Treatment should always be individualized, and as such, there is no "right" duration to be in a residential or outpatient rehabilitation/treatment program. In fact, residential rehabilitation or treatment programs are not always indicated and can have the opposite effect when used in patients who are not ready for that level of care, as patients might not benefit from the program and see that experience as evidence of "treatment failure" or "treatment resistance." That might reduce the likelihood that they will seek out such services in the future when they might need them. Research demonstrates for many remaining in the home with family and support system can be more effective in maintaining their sobriety.
AA and NA are not treatment. They are mutual support groups where persons who have had similar experiences can support each other in a unique way. They should not be considered alternatives to medically driven, evidence-based treatment approaches. Rather, they should be utilized as ancillary services that support the actual treatments that patients are receiving. Some individuals find support groups to be extremely beneficial for their care, but others find it not as effective for their own personal needs.
In the past, there was a belief that underlying mental health conditions needed to wait until an individual “achieved sobriety” before their mental illness could be treated. It is now understood that substance use disorders and mental illness must be treated simultaneously to avoid one making the other worse. There are different medications used to treat anxiety and depression. Some of them have no or very low risk when combined with MOUD. However, one particularly concerning combination is the use of benzodiazepines (anti-anxiety medications with their own addiction potential) and opioids. Many overdoses are associated with the combined use of these medications. This does not mean that they can never be prescribed together; in fact, with a careful prescription regimen and monitoring, they can be used safely together in limited ways. Thus, the treatment of co-occurring psychiatric and substance use disorders should be handled by a prescriber familiar with monitoring and support for both conditions.
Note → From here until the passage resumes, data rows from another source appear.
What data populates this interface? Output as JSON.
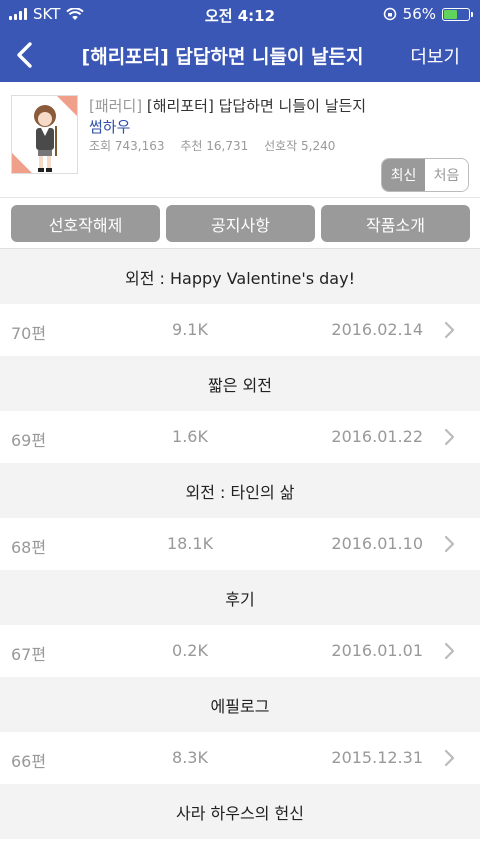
{
  "status_bar": {
    "carrier": "SKT",
    "time": "오전 4:12",
    "battery_percent": "56%",
    "battery_level": 0.56
  },
  "nav": {
    "title": "[해리포터] 답답하면 니들이 날든지",
    "more_label": "더보기"
  },
  "book": {
    "tag": "[패러디]",
    "title": "[해리포터] 답답하면 니들이 날든지",
    "author": "썸하우",
    "views": "조회 743,163",
    "recommend": "추천 16,731",
    "favorites": "선호작 5,240"
  },
  "sort": {
    "latest": "최신",
    "first": "처음"
  },
  "actions": {
    "unfavorite": "선호작해제",
    "notice": "공지사항",
    "intro": "작품소개"
  },
  "chapters": [
    {
      "title": "외전 : Happy Valentine's day!",
      "num": "70편",
      "views": "9.1K",
      "date": "2016.02.14"
    },
    {
      "title": "짧은 외전",
      "num": "69편",
      "views": "1.6K",
      "date": "2016.01.22"
    },
    {
      "title": "외전 : 타인의 삶",
      "num": "68편",
      "views": "18.1K",
      "date": "2016.01.10"
    },
    {
      "title": "후기",
      "num": "67편",
      "views": "0.2K",
      "date": "2016.01.01"
    },
    {
      "title": "에필로그",
      "num": "66편",
      "views": "8.3K",
      "date": "2015.12.31"
    },
    {
      "title": "사라 하우스의 헌신"
    }
  ],
  "colors": {
    "header": "#3a57b6",
    "author": "#2f4fa8",
    "button": "#9a9a9a"
  }
}
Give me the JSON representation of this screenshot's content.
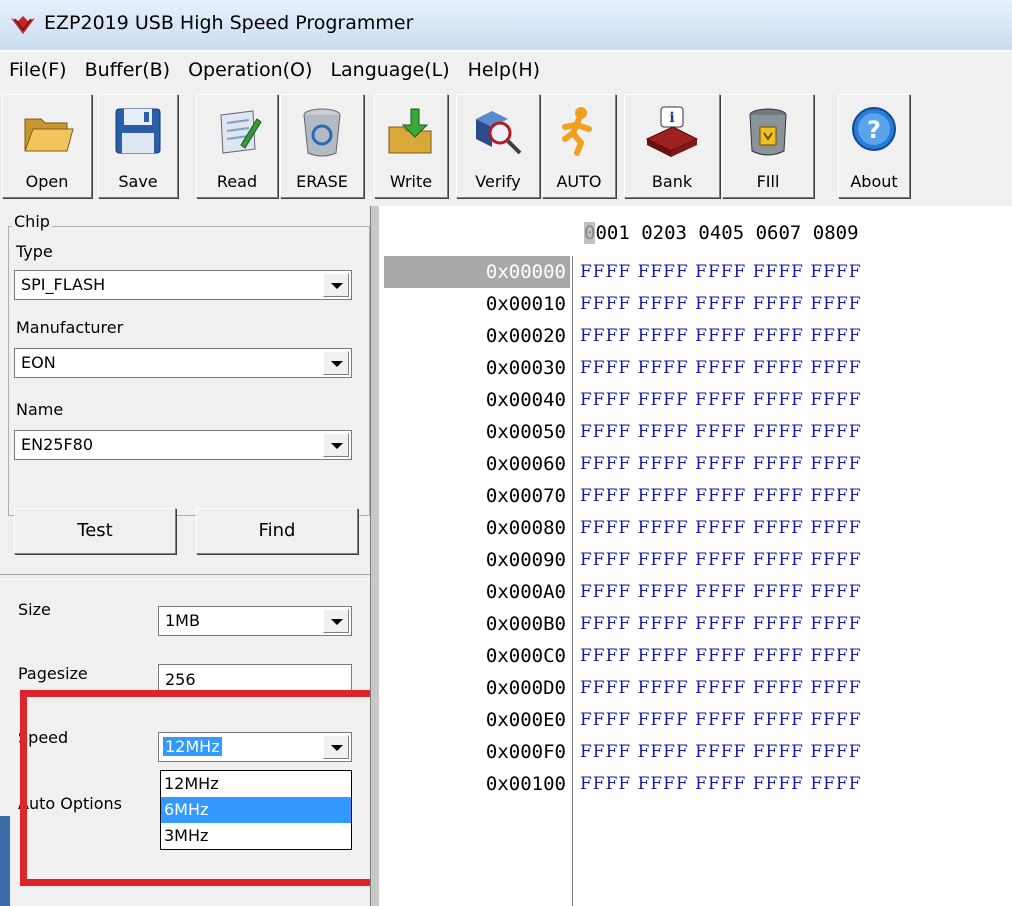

The frequency of screening for substances should be based on an individualized treatment plan and completed in a way that reflects the nature of the condition for which the person is being monitored. Screening can be broad or it can be narrow. Not all labs automatically test for all substances, and some substances may not have great laboratory testing options. It may be prudent in some cases for court personnel to work with a prescriber of MOUD around testing frequency. Courts and treatment providers can work together, even if they have to use different labs to follow up on an individual’s test results for legal reasons. At the same time there should be appropriate releases of information for sharing of information about clinical lab findings related to the use of substances, which will have different thresholds and parameters from some of the tests used for legal purposes.